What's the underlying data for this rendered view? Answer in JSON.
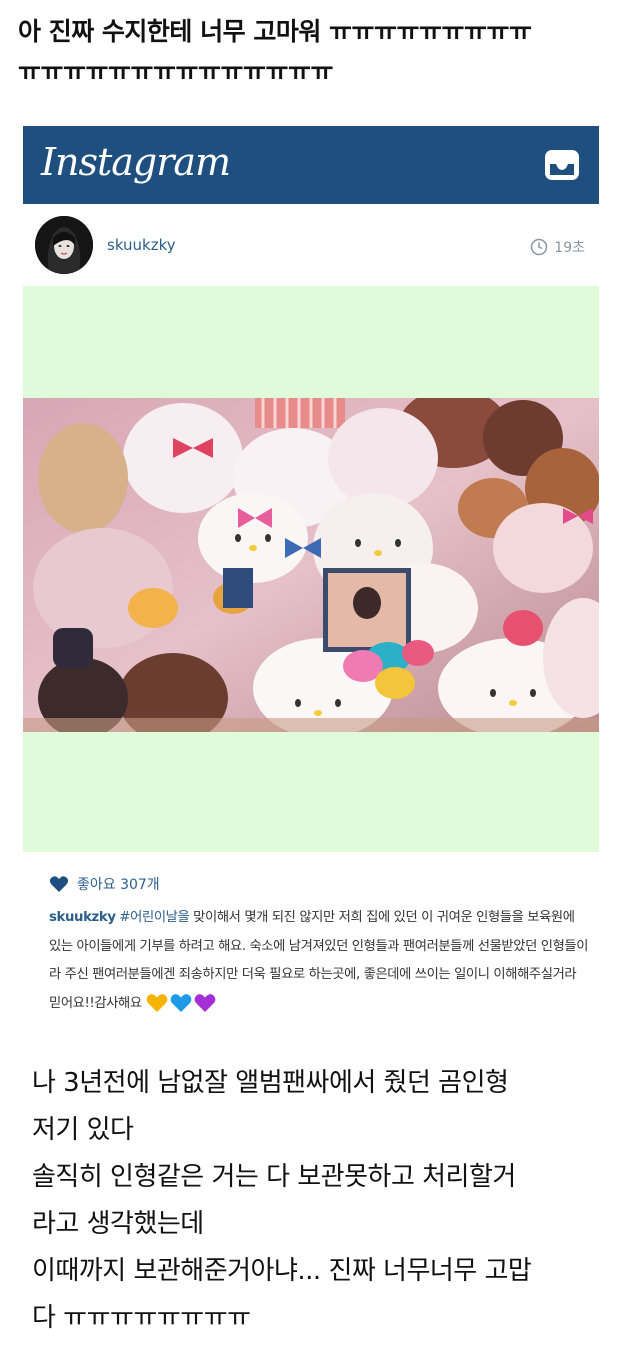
{
  "title": {
    "line1": "아 진짜 수지한테 너무 고마워 ㅠㅠㅠㅠㅠㅠㅠㅠㅠ",
    "line2": "ㅠㅠㅠㅠㅠㅠㅠㅠㅠㅠㅠㅠㅠㅠ"
  },
  "instagram": {
    "logo": "Instagram",
    "inbox_icon": "inbox-tray-icon",
    "header_color": "#1f4f7e"
  },
  "post": {
    "username": "skuukzky",
    "time": "19초",
    "likes": "좋아요 307개",
    "caption": {
      "username": "skuukzky",
      "hashtag": "#어린이날을",
      "text": " 맞이해서 몇개 되진 않지만 저희 집에 있던 이 귀여운 인형들을 보육원에 있는 아이들에게 기부를 하려고 해요. 숙소에 남겨져있던 인형들과 팬여러분들께 선물받았던 인형들이라 주신 팬여러분들에겐 죄송하지만 더욱 필요로 하는곳에, 좋은데에 쓰이는 일이니 이해해주실거라 믿어요!!감사해요 "
    },
    "emoji_colors": [
      "#f6b400",
      "#1e9be8",
      "#a52fd6"
    ]
  },
  "comment": {
    "lines": [
      "나 3년전에 남없잘 앨범팬싸에서 줬던 곰인형",
      "저기 있다",
      "솔직히 인형같은 거는 다 보관못하고 처리할거",
      "라고 생각했는데",
      "이때까지 보관해준거아냐... 진짜 너무너무 고맙",
      "다 ㅠㅠㅠㅠㅠㅠㅠㅠ"
    ]
  }
}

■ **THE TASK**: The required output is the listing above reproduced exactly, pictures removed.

■ **EXERCISE RESPONSE**:
What's the underlying data for this rendered view? Answer in JSON.
{
  "title": {
    "line1": "아 진짜 수지한테 너무 고마워 ㅠㅠㅠㅠㅠㅠㅠㅠㅠ",
    "line2": "ㅠㅠㅠㅠㅠㅠㅠㅠㅠㅠㅠㅠㅠㅠ"
  },
  "instagram": {
    "logo": "Instagram",
    "inbox_icon": "inbox-tray-icon",
    "header_color": "#1f4f7e"
  },
  "post": {
    "username": "skuukzky",
    "time": "19초",
    "likes": "좋아요 307개",
    "caption": {
      "username": "skuukzky",
      "hashtag": "#어린이날을",
      "text": " 맞이해서 몇개 되진 않지만 저희 집에 있던 이 귀여운 인형들을 보육원에 있는 아이들에게 기부를 하려고 해요. 숙소에 남겨져있던 인형들과 팬여러분들께 선물받았던 인형들이라 주신 팬여러분들에겐 죄송하지만 더욱 필요로 하는곳에, 좋은데에 쓰이는 일이니 이해해주실거라 믿어요!!감사해요 "
    },
    "emoji_colors": [
      "#f6b400",
      "#1e9be8",
      "#a52fd6"
    ]
  },
  "comment": {
    "lines": [
      "나 3년전에 남없잘 앨범팬싸에서 줬던 곰인형",
      "저기 있다",
      "솔직히 인형같은 거는 다 보관못하고 처리할거",
      "라고 생각했는데",
      "이때까지 보관해준거아냐... 진짜 너무너무 고맙",
      "다 ㅠㅠㅠㅠㅠㅠㅠㅠ"
    ]
  }
}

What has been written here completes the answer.